§ What is required:
Each entry below is to be reproduced exactly, though any pictures it holds must be omitted.

§ Data supplied:
[Start of section]

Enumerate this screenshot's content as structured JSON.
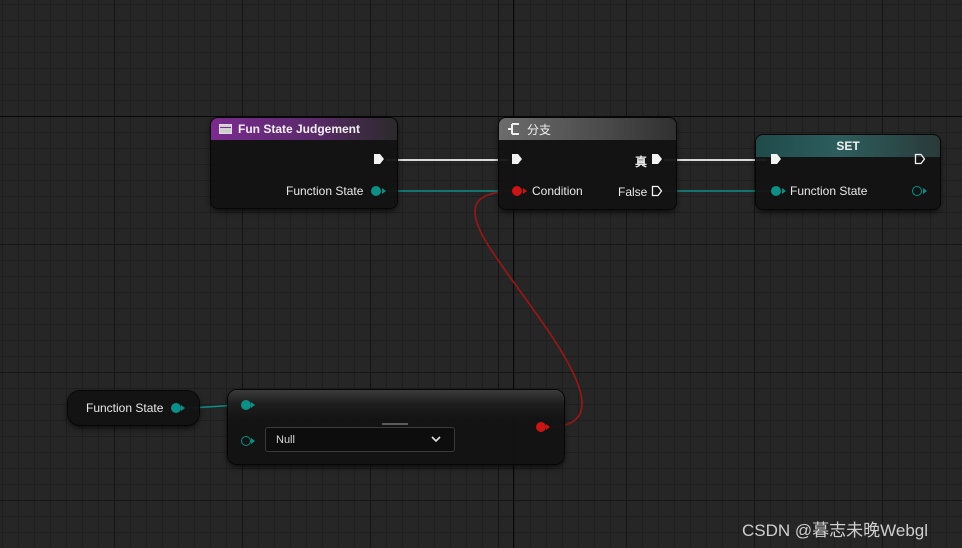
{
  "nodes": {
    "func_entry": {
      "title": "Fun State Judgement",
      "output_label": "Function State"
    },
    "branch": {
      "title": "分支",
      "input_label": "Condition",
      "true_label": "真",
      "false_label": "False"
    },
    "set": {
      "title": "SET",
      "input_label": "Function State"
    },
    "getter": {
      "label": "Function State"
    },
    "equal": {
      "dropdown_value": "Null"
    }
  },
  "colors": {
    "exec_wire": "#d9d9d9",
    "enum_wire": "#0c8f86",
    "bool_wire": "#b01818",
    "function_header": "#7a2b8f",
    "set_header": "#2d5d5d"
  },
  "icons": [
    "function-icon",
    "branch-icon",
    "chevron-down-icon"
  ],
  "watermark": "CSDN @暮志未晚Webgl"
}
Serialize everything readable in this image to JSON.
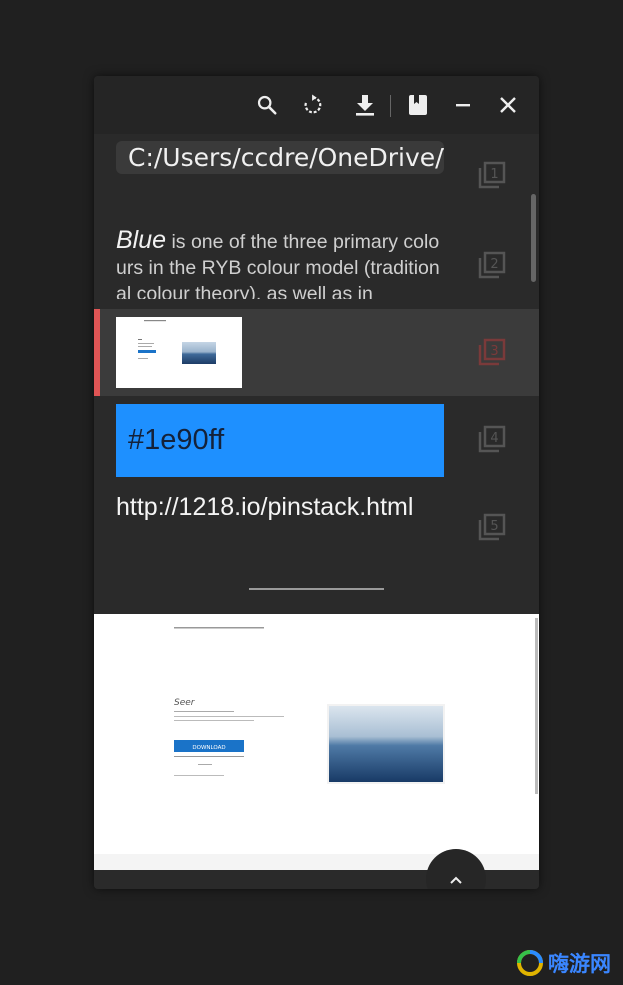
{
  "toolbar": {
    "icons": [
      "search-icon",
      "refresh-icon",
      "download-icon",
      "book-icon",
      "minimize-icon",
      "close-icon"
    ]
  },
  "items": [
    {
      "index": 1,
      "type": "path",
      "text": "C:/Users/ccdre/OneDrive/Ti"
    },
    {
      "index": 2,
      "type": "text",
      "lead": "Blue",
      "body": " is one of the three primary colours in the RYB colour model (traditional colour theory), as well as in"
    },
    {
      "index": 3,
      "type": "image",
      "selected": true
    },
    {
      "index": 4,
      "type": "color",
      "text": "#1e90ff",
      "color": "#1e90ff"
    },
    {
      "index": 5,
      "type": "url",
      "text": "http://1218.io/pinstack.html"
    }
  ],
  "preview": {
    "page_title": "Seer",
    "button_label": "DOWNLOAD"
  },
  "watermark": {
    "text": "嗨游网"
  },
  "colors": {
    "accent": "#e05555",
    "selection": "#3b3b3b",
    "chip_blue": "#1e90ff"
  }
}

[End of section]

§ Task response:
Enumerate this screenshot's content as structured JSON.
{
  "nodes": {
    "func_entry": {
      "title": "Fun State Judgement",
      "output_label": "Function State"
    },
    "branch": {
      "title": "分支",
      "input_label": "Condition",
      "true_label": "真",
      "false_label": "False"
    },
    "set": {
      "title": "SET",
      "input_label": "Function State"
    },
    "getter": {
      "label": "Function State"
    },
    "equal": {
      "dropdown_value": "Null"
    }
  },
  "colors": {
    "exec_wire": "#d9d9d9",
    "enum_wire": "#0c8f86",
    "bool_wire": "#b01818",
    "function_header": "#7a2b8f",
    "set_header": "#2d5d5d"
  },
  "icons": [
    "function-icon",
    "branch-icon",
    "chevron-down-icon"
  ],
  "watermark": "CSDN @暮志未晚Webgl"
}
Serialize everything readable in this image to JSON.
{
  "toolbar": {
    "icons": [
      "search-icon",
      "refresh-icon",
      "download-icon",
      "book-icon",
      "minimize-icon",
      "close-icon"
    ]
  },
  "items": [
    {
      "index": 1,
      "type": "path",
      "text": "C:/Users/ccdre/OneDrive/Ti"
    },
    {
      "index": 2,
      "type": "text",
      "lead": "Blue",
      "body": " is one of the three primary colours in the RYB colour model (traditional colour theory), as well as in"
    },
    {
      "index": 3,
      "type": "image",
      "selected": true
    },
    {
      "index": 4,
      "type": "color",
      "text": "#1e90ff",
      "color": "#1e90ff"
    },
    {
      "index": 5,
      "type": "url",
      "text": "http://1218.io/pinstack.html"
    }
  ],
  "preview": {
    "page_title": "Seer",
    "button_label": "DOWNLOAD"
  },
  "watermark": {
    "text": "嗨游网"
  },
  "colors": {
    "accent": "#e05555",
    "selection": "#3b3b3b",
    "chip_blue": "#1e90ff"
  }
}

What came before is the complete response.